Among developed nations, the big economic talking point of 2014 for experts is the threat of deflation.
Deflation is a phenomenon of falling prices.
The 18-country eurozone has been flirting with deflation, with the single currency bloc reporting shrinking inflation over the past few months. Core inflation for consumers — excluding food and energy prices — came in at 0.8% in December, slightly higher than November 0.7%.
However, that is still below the 2% inflation rate that the European Central Bank considers ideal for its mandate of maintaining price stability.
Meanwhile, Japan has been stuck in a deflationary quagmire for the past two decades.
Now, it seems Canada could be joining the list of countries fretting about falling prices.

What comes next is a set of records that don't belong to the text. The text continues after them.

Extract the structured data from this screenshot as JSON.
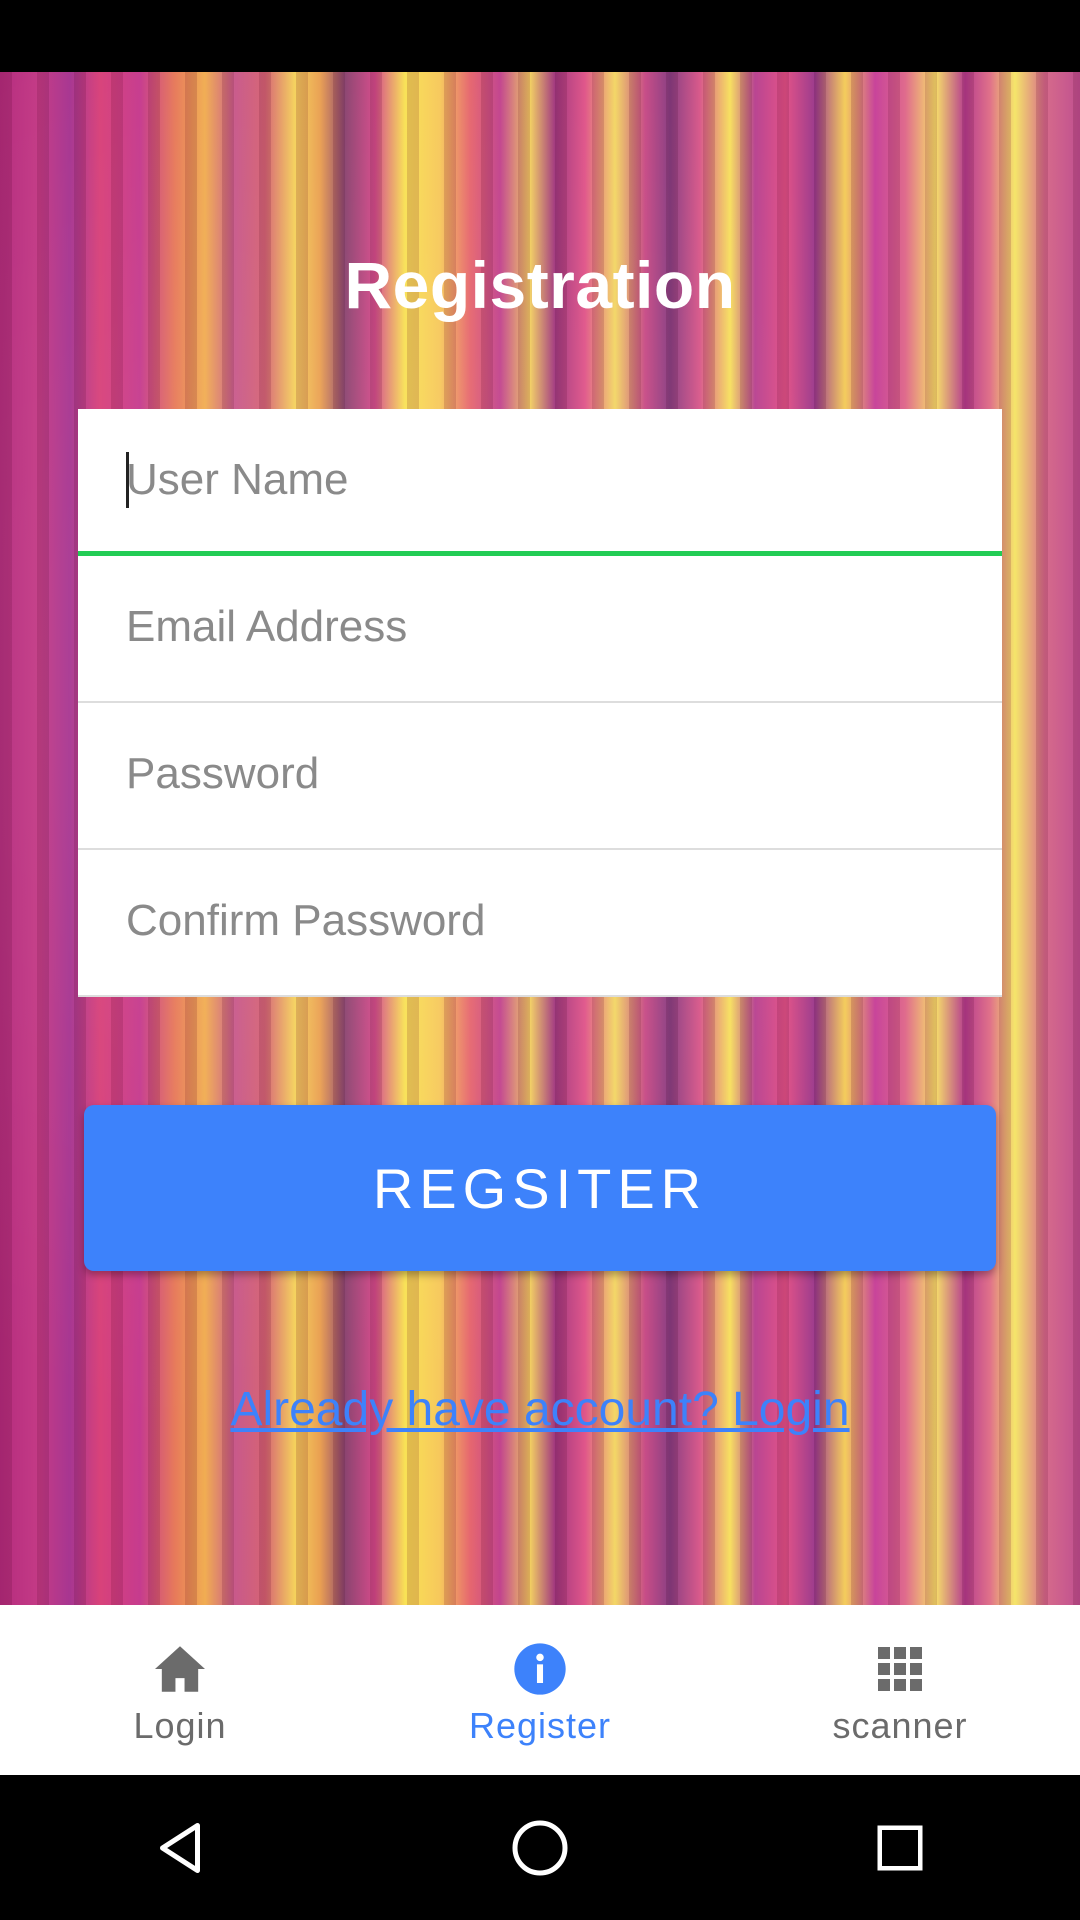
{
  "page": {
    "title": "Registration"
  },
  "form": {
    "username": {
      "placeholder": "User Name",
      "value": ""
    },
    "email": {
      "placeholder": "Email Address",
      "value": ""
    },
    "password": {
      "placeholder": "Password",
      "value": ""
    },
    "confirm_password": {
      "placeholder": "Confirm Password",
      "value": ""
    }
  },
  "actions": {
    "register_label": "REGSITER",
    "login_link_label": "Already have account? Login"
  },
  "bottom_nav": {
    "items": [
      {
        "label": "Login",
        "icon": "home-icon",
        "active": false
      },
      {
        "label": "Register",
        "icon": "info-icon",
        "active": true
      },
      {
        "label": "scanner",
        "icon": "grid-icon",
        "active": false
      }
    ]
  },
  "system_nav": {
    "buttons": [
      "back-icon",
      "home-circle-icon",
      "recents-icon"
    ]
  },
  "colors": {
    "accent": "#3d82fb",
    "focus_underline": "#22cc55",
    "title_text": "#ffffff"
  }
}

Inflation has slumped below 1% (on an annual basis), which is below the central bank’s target band of 1% to 3%. The bank’s key lending rate has remained at a low 1% since September 2010.

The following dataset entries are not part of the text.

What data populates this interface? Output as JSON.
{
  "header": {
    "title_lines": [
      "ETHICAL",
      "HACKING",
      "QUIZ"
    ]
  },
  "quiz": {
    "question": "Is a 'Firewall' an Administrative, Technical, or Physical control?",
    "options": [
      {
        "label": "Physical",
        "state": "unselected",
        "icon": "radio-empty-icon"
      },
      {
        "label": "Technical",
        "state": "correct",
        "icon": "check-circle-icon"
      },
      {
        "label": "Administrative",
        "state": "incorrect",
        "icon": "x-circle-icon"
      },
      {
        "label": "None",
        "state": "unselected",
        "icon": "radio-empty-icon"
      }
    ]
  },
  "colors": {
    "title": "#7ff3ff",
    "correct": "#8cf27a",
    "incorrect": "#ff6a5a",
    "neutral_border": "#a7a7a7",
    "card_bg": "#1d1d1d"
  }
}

It’s a tricky situation for central bank governor Stephen Poloz, who has a dilemma on his hands: if he cuts the interest rate (which is what a central bank should ideally do to stimulate spending and fight deflationary pressures), he could exacerbate a housing market boom (the bank wants to gently slow down the boom) and halt the welcome slide in the Canadian dollar, which could hurt exports.
In contrast, a rate hike would force consumers to tighten their purse strings and do more good than harm in the battle against looming deflation.
(For an explanation on how deflation threatens economies, click on this link.)